Human rights organisation Amnesty International India on Tuesday announced that it will be shutting its operations in the country after it was “compelled to let go off staff in India” and halt all its research work as all its bank accounts have been frozen.
In a statement, the organisation called the government’s move to freeze its bank accounts a witch-hunt “over unfounded and motivated allegations”.
“The complete freezing of Amnesty International India’s bank accounts by the government of India, which it came to know on 10 September, brings all the work being done by the organization to a grinding halt. This is the latest in the incessant witch-hunt of human rights organizations by the Government of India over unfounded and motivated allegations,” it said.
The move comes a month after the organisation accused the Delhi police of complicity in the riots that broke out the national capital in February.
Avinash Kumar, Executive Director, Amnesty International India said the continuing crackdown on the organisation over the last two years and the complete freezing of bank accounts is “not accidental”.
“The constant harassment by government agencies including the Enforcement Directorate is a result of our unequivocal calls for transparency in the government, more recently for accountability of the Delhi police and the Government of India regarding the grave human rights violations in Delhi riots and Jammu & Kashmir. For a movement that has done nothing but raise its voices against injustice, this latest attack is akin to freezing dissent,” he said.
In August, an investigation conducted by the organisation alleged that there was a “denial of medical services to victims, failure to rescue them, excessive and arbitrary use of force on protesters and differential treatment of assemblies, no response to multiple calls leaving the survivors to fend for themselves over the period of six days of violence in Delhi.”
Amnesty is being investigated by the Enforcement Directorate over alleged irregularities in receiving foreign funds. According to the home ministry, the human rights organisation “got money into India through the FDI (Foreign Direct Investment) route,” which is not allowed in the case of non-profits.
In October 2019, The CBI had registered a case against the organisation and three of its associate organisations for alleged violation of laws pertaining to Rs 36 crore foreign fundings.
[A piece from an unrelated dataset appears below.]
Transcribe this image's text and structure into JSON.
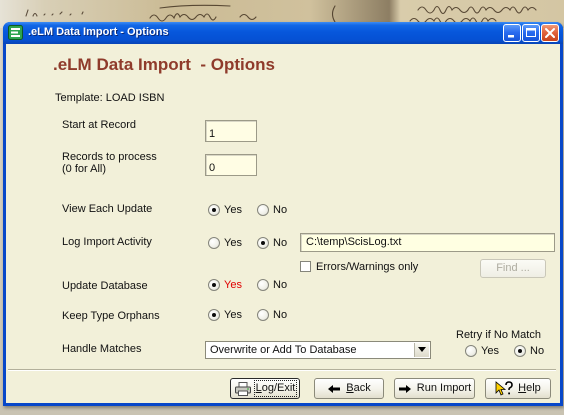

In a statement back then, Amnesty India had pointed at a pattern of “harassment” that emerged every time it “stood up and spoke out against human rights violations” in the country.